Plant the huckleberry seeds inside in a tray or small pot during the early spring. Place the seeds one-fourth of an inch deep in moist, high-quality compost and cover them with plastic wrap. The plastic wrap will keep the soil moist and the temperature warm.
Apply a liquid fertilizer once a week while the seedlings are establishing. For best results, follow the directions on the bottle of fertilizer but use it at half-strength.
Transplant your seedlings outside after the last threat of frost in an area that will get a lot of sun. Generally, plant huckleberries the same time you are planting your vegetable garden in late spring. It's best to add two inches of compost to the soil before you place the seedlings. Use a rake to mix the compost in.
Add a 2-to-4-inch layer of mulch at the base of the huckleberry plants. The mulch will help the plants hold in moisture and will keep weeds from growing at the base of the bushes.

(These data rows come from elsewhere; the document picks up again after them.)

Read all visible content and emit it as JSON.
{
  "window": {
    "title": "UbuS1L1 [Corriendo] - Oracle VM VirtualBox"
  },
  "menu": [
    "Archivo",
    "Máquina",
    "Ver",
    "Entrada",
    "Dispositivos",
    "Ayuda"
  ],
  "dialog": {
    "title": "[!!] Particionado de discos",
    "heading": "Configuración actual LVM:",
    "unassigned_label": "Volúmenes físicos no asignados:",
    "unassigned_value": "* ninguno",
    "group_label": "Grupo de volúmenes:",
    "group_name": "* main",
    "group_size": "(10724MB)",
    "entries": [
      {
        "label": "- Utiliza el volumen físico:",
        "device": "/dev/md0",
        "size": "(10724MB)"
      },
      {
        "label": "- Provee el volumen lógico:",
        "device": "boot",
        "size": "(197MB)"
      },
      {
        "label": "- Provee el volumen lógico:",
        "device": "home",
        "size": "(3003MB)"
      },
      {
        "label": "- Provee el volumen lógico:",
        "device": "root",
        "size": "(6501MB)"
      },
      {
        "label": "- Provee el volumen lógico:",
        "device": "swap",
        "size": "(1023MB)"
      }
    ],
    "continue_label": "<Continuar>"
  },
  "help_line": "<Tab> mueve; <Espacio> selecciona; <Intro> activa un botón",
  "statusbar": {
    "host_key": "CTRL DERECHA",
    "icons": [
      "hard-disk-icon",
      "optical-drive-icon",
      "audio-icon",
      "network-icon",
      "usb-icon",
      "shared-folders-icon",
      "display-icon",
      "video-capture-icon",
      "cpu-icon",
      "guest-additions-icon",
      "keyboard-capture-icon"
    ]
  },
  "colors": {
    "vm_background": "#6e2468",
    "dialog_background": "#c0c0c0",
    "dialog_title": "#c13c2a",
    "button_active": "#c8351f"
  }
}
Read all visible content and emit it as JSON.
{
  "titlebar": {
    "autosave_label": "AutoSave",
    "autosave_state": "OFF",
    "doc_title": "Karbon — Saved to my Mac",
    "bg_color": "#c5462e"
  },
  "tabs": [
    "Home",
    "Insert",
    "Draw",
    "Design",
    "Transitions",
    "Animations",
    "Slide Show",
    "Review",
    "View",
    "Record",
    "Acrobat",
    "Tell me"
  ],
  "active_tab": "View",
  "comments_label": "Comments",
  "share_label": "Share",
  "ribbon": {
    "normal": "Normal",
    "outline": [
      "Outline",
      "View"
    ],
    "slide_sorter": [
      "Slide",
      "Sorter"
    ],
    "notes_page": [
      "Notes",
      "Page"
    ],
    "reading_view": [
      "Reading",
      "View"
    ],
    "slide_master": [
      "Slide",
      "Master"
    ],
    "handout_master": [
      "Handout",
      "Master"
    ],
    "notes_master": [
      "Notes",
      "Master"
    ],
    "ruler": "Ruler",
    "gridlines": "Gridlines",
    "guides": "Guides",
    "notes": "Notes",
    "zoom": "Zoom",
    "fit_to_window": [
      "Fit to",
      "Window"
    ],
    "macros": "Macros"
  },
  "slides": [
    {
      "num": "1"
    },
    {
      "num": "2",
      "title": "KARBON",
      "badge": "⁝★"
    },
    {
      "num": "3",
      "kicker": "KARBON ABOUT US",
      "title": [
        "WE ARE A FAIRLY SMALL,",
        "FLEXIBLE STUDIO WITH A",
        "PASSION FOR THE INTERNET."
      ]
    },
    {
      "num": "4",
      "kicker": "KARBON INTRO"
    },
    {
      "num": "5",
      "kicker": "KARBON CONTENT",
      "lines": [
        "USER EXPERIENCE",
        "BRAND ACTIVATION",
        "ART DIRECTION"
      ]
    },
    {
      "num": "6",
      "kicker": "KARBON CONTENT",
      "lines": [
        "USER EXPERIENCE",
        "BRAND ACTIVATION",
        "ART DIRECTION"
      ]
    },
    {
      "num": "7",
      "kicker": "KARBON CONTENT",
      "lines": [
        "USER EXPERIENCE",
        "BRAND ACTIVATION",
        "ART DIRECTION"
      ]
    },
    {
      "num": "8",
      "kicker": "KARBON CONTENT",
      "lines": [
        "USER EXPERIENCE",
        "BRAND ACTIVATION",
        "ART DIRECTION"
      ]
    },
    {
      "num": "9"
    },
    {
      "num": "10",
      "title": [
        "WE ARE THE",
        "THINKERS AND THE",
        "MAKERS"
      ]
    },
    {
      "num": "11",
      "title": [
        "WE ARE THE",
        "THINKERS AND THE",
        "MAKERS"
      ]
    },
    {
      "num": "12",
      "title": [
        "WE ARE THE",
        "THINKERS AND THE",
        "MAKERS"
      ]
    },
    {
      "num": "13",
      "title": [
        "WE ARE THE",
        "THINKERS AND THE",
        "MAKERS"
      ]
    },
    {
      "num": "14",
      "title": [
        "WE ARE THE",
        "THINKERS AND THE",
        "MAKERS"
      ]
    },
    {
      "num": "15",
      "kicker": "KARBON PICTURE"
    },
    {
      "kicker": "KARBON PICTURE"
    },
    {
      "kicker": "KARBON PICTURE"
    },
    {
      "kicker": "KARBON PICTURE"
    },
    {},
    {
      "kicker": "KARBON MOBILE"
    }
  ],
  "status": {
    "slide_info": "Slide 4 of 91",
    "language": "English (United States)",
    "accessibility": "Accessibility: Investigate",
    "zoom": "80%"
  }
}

Water the huckleberries to keep the soil moist. Do not over-water, or the berries will lose their flavor and the plants will not produce as sweet of a berry. The plants will need more water in the hot summer months than in the cooler months. If it is very hot, water the plants with at least an inch of water once a week. Reduce this amount by half during the cooler months of late summer.
Harvest the berries by cutting the clusters off the vines when they are a dark purple in color. The berries will go from a very shiny green when they first begin to produce to almost black and dull. Berries will be ready for harvest about 90 days after you plant the seedlings.